> **How to complete this task**
The answer is all of the data, repeated exactly.

[Extracted data entries]
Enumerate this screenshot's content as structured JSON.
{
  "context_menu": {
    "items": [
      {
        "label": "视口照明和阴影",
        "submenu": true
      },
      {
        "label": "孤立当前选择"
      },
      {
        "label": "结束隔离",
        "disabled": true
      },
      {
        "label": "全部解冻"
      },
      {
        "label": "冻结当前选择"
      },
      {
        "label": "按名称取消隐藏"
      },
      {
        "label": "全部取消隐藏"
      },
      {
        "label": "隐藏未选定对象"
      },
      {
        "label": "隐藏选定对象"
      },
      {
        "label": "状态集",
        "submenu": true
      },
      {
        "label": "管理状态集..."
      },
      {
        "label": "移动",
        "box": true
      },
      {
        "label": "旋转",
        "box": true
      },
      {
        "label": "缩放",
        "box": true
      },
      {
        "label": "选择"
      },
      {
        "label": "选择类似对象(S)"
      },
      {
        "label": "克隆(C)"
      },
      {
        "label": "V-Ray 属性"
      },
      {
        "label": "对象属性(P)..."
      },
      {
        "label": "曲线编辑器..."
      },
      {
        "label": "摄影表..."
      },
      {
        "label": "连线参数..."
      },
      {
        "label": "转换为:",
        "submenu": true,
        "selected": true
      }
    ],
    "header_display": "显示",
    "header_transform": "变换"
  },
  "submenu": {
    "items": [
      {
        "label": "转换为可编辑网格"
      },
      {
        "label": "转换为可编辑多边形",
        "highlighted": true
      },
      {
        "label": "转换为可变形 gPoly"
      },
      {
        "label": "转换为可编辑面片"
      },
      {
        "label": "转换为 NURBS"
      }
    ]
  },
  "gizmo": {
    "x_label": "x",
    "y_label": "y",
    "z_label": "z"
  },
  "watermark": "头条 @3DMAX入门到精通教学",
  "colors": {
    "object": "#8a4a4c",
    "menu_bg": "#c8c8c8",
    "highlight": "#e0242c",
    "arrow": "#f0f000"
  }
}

> **Task result**
Enumerate this screenshot's content as structured JSON.
{
  "context_menu": {
    "items": [
      {
        "label": "视口照明和阴影",
        "submenu": true
      },
      {
        "label": "孤立当前选择"
      },
      {
        "label": "结束隔离",
        "disabled": true
      },
      {
        "label": "全部解冻"
      },
      {
        "label": "冻结当前选择"
      },
      {
        "label": "按名称取消隐藏"
      },
      {
        "label": "全部取消隐藏"
      },
      {
        "label": "隐藏未选定对象"
      },
      {
        "label": "隐藏选定对象"
      },
      {
        "label": "状态集",
        "submenu": true
      },
      {
        "label": "管理状态集..."
      },
      {
        "label": "移动",
        "box": true
      },
      {
        "label": "旋转",
        "box": true
      },
      {
        "label": "缩放",
        "box": true
      },
      {
        "label": "选择"
      },
      {
        "label": "选择类似对象(S)"
      },
      {
        "label": "克隆(C)"
      },
      {
        "label": "V-Ray 属性"
      },
      {
        "label": "对象属性(P)..."
      },
      {
        "label": "曲线编辑器..."
      },
      {
        "label": "摄影表..."
      },
      {
        "label": "连线参数..."
      },
      {
        "label": "转换为:",
        "submenu": true,
        "selected": true
      }
    ],
    "header_display": "显示",
    "header_transform": "变换"
  },
  "submenu": {
    "items": [
      {
        "label": "转换为可编辑网格"
      },
      {
        "label": "转换为可编辑多边形",
        "highlighted": true
      },
      {
        "label": "转换为可变形 gPoly"
      },
      {
        "label": "转换为可编辑面片"
      },
      {
        "label": "转换为 NURBS"
      }
    ]
  },
  "gizmo": {
    "x_label": "x",
    "y_label": "y",
    "z_label": "z"
  },
  "watermark": "头条 @3DMAX入门到精通教学",
  "colors": {
    "object": "#8a4a4c",
    "menu_bg": "#c8c8c8",
    "highlight": "#e0242c",
    "arrow": "#f0f000"
  }
}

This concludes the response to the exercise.